“First there was nothing. Then there was everything.” — The Overstory, by Richard Powers

On Sunday, September 15th, The Chicago Tribune had a column by Mary Schmich. It was entitled, “6 great books to read right now.” One of the books listed was The Overstory.  Schmich referred to writer Ann Patchett who said, The Overstory, is “…the best novel ever written about trees, and really one of the best novels, period.” It was a book I had recently read and the inspiration for this Pondering. I commend it to you.

 Powers begins his book with the above quote, referring to trees. I’ve taken it a step further and suggest that it also describes a story. All stories begin with a germ of potential, a seed inspiration, whether it be a classic like Romeo and Juliet, Powers’ The Overstory, TV series, even you and me. In the beginning, for us there is not much of anything. We are birthed tiny, fragile, with nothing; no teeth, no clothes, no history but an egg and a sperm that has become an egg, a possibility with life and the Creator’s touch. At first, our story is simple, nothing but feelings and sounds, and responses from an autonomic nervous system that shape the story which is slow to evolve. Day after day things begin to change and develop. Ever so slowly, the story starts to take shape. This, our individual story, will resemble no other. Nothing becomes something and creation continues, weaving itself into and around our world, forming something/someone unlike anything/one else, and we begin branching ourselves into the world about us.

 The familiar phrase “Once upon a time” is the way many books for children begin. It’s a code for a person to settle in and begin to be enchanted, to be taken to new places, see things not yet known, understand life in a new way. We each began “Once upon a time.”

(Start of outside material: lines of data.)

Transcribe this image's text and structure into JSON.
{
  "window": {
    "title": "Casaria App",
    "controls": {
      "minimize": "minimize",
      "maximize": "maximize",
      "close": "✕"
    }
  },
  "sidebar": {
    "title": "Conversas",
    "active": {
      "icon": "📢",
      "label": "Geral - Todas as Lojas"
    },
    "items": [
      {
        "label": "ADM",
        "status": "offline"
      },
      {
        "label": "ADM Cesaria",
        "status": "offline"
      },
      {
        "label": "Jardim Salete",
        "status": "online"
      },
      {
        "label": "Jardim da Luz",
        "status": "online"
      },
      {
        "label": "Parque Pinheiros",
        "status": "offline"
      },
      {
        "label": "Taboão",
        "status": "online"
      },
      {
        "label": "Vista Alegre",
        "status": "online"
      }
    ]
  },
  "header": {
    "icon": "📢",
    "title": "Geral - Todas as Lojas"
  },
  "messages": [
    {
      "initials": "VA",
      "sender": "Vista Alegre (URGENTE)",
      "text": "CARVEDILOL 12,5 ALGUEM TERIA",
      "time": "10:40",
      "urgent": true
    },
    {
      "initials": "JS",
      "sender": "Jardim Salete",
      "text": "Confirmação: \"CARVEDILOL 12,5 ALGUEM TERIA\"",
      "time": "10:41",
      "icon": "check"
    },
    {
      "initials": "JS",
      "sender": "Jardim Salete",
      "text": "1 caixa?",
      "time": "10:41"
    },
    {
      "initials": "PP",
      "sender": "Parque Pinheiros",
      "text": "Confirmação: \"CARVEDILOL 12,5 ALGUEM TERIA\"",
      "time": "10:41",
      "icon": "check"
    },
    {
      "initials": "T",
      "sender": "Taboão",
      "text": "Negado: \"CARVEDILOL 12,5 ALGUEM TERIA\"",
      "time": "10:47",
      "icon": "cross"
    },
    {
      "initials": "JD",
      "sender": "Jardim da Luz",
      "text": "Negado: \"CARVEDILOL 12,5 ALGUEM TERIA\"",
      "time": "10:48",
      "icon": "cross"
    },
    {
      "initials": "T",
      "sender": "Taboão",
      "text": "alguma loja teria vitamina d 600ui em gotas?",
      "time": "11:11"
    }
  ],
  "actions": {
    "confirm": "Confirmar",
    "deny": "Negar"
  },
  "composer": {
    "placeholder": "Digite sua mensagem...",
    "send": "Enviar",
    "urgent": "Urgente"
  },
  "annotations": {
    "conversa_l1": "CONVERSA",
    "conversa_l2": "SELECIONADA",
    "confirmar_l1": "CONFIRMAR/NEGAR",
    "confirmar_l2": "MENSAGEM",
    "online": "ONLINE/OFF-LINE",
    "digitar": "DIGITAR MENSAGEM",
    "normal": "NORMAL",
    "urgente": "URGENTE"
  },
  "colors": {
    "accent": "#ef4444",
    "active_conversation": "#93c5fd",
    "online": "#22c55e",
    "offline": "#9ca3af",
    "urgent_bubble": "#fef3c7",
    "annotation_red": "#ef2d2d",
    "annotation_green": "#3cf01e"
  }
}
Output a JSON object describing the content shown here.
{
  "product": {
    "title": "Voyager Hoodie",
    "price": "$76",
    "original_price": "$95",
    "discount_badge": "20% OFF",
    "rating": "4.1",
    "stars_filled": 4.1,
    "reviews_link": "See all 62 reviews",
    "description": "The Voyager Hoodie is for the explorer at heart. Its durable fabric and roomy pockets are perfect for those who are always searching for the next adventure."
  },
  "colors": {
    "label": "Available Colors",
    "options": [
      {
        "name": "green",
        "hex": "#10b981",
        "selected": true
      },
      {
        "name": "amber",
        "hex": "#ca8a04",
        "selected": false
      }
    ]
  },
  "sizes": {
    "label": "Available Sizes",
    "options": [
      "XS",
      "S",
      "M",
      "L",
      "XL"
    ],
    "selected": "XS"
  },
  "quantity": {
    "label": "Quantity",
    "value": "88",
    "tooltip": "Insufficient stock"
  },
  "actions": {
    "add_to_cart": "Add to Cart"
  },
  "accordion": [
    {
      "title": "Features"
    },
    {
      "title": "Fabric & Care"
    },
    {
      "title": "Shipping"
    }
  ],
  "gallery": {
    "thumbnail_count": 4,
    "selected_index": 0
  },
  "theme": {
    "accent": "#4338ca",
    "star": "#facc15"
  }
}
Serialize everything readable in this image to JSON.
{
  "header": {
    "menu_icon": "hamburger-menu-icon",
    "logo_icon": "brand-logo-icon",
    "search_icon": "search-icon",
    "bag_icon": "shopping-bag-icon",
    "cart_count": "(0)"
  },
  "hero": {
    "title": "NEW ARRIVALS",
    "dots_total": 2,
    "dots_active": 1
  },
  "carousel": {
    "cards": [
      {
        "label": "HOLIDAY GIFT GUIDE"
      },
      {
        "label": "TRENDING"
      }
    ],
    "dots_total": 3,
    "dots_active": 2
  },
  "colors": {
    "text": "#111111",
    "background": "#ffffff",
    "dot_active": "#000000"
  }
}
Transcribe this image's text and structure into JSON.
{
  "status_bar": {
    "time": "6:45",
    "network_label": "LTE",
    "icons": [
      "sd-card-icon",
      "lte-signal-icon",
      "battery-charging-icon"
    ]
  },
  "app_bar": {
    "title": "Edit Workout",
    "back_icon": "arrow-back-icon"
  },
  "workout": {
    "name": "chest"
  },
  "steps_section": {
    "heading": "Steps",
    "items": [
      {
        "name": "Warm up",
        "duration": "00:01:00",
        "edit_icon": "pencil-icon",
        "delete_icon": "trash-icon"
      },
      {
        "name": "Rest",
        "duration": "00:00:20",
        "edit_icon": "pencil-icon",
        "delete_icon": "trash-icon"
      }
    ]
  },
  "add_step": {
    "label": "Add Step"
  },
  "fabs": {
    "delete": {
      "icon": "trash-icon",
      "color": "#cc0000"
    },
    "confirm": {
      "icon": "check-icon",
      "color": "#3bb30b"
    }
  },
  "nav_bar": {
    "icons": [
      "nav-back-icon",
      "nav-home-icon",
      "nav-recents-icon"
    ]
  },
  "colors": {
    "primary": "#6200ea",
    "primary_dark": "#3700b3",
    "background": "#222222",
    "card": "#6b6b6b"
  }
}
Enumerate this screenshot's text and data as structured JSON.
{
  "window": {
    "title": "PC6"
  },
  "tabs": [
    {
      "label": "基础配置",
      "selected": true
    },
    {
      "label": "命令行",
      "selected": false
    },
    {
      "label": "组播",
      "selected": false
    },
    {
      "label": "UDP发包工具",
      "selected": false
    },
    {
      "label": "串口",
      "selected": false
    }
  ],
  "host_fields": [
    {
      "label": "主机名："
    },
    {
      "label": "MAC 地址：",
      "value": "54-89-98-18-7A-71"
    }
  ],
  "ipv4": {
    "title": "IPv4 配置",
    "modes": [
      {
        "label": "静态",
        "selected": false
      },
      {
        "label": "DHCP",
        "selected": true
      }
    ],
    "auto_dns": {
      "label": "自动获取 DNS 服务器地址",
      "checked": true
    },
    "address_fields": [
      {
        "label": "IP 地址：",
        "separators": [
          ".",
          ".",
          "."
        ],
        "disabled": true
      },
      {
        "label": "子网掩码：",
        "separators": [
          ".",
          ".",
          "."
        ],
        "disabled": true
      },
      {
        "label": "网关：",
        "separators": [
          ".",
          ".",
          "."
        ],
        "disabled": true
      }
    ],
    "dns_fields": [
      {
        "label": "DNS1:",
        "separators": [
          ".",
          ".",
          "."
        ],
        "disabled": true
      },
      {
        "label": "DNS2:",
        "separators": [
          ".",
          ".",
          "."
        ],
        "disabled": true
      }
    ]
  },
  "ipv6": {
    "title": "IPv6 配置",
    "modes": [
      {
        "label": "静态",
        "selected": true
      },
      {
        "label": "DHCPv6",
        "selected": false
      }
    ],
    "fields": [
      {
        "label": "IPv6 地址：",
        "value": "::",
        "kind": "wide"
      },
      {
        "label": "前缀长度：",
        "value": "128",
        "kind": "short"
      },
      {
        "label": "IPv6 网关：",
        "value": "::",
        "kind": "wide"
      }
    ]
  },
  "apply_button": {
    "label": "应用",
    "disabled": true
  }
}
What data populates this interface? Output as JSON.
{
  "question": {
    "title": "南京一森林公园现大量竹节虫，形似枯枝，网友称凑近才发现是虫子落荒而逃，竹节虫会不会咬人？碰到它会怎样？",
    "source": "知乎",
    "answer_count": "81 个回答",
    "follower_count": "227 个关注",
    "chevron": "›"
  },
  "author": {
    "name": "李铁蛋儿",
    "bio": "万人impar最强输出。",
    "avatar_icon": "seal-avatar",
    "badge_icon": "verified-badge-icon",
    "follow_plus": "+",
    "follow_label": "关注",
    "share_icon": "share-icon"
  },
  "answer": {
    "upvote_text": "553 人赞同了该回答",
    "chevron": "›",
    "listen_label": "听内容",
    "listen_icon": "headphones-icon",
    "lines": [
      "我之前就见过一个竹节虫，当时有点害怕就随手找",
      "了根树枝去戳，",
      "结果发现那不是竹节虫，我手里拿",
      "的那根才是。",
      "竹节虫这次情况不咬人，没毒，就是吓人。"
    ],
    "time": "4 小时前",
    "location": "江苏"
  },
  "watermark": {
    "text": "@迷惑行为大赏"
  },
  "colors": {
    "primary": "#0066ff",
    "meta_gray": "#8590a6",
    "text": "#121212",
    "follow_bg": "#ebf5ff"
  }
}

Once upon a time becomes our enchanting time. It is through stories that we learn, grow, laugh, even understand ourselves and the world we live in better, and ever become more developed stories ourselves. Powers’ book is about trees, about their history of more than 4 billion years, their essential nature to us and the air we breathe, their bewitching power, about more than I can fit in a Pondering article. He reminds us that there’s as much below ground in their roots in the earth as above, that their Overstory is our story too. Not once upon a time, but we are rooted “In the beginning when God created the heaven and earth, out of the ground the Lord God made to grow every tree that is pleasant in the sight and good for food, the tree of life also in the midst of the garden, and the tree of knowledge of good and evil” (Gen. 2:9). Powers reminds us that a tree is intimately connected with creation, and that it was part of a tree, the cross, which held our Savior, Jesus, for his death, readying him for resurrection.

 Powers continues his opening with the words, then, “the air is raining messages.” Powers book is about trees and their connection with you and me, about their raining messages; not just leaves, nuts, fruit, breezes, sounds, shade, and homes for living creatures. As we grow, I think Powers is right, suddenly we are aware that everything/stories are everywhere and each one of us can be a messenger too.

 May I remind you that as each tree begins from a tiny seed, like the mustard seed story in the Bible, and grows to majestic heights, we, too, have been created as children of God, as first almost nothing, and then filled with everything we need, gifts that we are given for the opportunity to rain down upon others, scattering those gifts as profusely as leaves and nuts. From nothing at first, we have everything. We are given the gift of life, here and in eternity.

 To God be the glory.  Amen.